# [EXCERPTED RECORDS]
================
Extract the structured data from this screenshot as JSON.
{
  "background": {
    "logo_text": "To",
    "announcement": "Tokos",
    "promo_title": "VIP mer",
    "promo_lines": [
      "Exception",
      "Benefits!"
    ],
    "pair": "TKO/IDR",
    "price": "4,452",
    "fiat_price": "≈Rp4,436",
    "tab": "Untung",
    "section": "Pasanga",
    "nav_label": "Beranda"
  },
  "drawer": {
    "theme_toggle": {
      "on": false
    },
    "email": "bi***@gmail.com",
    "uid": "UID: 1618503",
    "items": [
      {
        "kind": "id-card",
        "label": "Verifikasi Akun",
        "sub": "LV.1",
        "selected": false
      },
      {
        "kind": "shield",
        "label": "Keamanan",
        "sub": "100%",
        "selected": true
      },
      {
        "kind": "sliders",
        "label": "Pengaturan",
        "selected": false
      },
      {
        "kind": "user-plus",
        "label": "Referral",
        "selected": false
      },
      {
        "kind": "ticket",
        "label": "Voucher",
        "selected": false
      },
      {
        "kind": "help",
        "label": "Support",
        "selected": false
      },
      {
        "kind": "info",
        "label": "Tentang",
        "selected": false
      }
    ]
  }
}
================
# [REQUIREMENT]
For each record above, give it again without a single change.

# [EXPECTED ANSWER]
Extract the structured data from this screenshot as JSON.
{
  "background": {
    "logo_text": "To",
    "announcement": "Tokos",
    "promo_title": "VIP mer",
    "promo_lines": [
      "Exception",
      "Benefits!"
    ],
    "pair": "TKO/IDR",
    "price": "4,452",
    "fiat_price": "≈Rp4,436",
    "tab": "Untung",
    "section": "Pasanga",
    "nav_label": "Beranda"
  },
  "drawer": {
    "theme_toggle": {
      "on": false
    },
    "email": "bi***@gmail.com",
    "uid": "UID: 1618503",
    "items": [
      {
        "kind": "id-card",
        "label": "Verifikasi Akun",
        "sub": "LV.1",
        "selected": false
      },
      {
        "kind": "shield",
        "label": "Keamanan",
        "sub": "100%",
        "selected": true
      },
      {
        "kind": "sliders",
        "label": "Pengaturan",
        "selected": false
      },
      {
        "kind": "user-plus",
        "label": "Referral",
        "selected": false
      },
      {
        "kind": "ticket",
        "label": "Voucher",
        "selected": false
      },
      {
        "kind": "help",
        "label": "Support",
        "selected": false
      },
      {
        "kind": "info",
        "label": "Tentang",
        "selected": false
      }
    ]
  }
}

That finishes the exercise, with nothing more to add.